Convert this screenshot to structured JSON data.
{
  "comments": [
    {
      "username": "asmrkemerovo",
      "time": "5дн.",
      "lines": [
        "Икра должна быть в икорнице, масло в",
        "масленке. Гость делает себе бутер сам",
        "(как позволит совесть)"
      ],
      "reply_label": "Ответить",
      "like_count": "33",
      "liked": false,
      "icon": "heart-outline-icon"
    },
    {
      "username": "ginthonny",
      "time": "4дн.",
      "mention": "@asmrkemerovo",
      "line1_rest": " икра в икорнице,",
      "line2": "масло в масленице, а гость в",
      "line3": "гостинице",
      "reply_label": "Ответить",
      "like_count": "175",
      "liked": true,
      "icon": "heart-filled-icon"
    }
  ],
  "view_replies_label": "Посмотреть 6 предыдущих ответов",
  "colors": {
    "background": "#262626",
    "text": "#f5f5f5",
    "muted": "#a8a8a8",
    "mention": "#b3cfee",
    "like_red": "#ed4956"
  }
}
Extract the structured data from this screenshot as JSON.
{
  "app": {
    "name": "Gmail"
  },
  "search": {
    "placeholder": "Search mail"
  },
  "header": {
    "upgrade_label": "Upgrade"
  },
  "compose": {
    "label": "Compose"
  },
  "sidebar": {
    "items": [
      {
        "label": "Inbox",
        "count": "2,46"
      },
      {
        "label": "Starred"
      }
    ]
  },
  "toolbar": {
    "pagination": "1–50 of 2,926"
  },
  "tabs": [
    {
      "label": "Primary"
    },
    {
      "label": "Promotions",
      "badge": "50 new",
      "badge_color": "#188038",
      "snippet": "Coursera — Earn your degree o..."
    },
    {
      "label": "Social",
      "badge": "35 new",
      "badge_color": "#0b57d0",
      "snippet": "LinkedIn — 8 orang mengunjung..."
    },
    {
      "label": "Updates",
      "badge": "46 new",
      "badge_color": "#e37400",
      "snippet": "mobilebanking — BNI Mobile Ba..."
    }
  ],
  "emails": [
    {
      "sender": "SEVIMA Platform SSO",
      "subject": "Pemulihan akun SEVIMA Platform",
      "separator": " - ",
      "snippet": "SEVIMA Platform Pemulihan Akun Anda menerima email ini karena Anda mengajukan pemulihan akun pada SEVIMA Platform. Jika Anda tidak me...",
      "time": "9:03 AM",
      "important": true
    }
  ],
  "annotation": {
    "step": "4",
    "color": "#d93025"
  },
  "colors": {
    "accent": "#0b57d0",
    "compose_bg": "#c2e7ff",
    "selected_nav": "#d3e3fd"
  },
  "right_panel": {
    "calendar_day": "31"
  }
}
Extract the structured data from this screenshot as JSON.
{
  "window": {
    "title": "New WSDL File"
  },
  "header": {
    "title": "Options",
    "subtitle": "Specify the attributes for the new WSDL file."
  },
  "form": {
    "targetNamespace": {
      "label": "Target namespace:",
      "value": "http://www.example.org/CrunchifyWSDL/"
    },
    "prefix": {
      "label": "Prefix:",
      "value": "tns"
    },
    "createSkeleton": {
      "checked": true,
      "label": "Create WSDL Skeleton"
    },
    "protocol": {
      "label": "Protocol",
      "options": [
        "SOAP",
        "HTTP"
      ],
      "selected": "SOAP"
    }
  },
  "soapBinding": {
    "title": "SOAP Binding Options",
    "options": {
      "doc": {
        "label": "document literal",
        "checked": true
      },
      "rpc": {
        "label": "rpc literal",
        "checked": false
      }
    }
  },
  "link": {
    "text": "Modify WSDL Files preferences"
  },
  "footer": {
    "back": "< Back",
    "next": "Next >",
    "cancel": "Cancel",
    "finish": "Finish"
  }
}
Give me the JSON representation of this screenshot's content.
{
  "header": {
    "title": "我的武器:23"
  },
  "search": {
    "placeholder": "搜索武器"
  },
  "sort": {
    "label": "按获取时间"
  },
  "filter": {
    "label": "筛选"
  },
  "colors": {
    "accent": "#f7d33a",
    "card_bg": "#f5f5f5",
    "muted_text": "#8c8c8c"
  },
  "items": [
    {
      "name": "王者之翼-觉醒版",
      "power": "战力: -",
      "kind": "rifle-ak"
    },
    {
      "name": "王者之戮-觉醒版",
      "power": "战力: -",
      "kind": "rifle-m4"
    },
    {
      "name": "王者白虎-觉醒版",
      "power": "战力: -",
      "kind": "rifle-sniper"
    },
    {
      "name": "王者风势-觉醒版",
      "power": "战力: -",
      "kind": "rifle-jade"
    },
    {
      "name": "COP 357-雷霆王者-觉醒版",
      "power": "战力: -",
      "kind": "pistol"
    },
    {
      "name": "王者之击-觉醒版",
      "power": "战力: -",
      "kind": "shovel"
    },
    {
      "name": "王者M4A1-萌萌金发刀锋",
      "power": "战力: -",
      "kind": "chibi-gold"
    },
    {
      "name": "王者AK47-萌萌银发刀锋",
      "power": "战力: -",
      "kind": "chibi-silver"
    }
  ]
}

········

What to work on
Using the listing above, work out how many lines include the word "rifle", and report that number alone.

Exercise result
4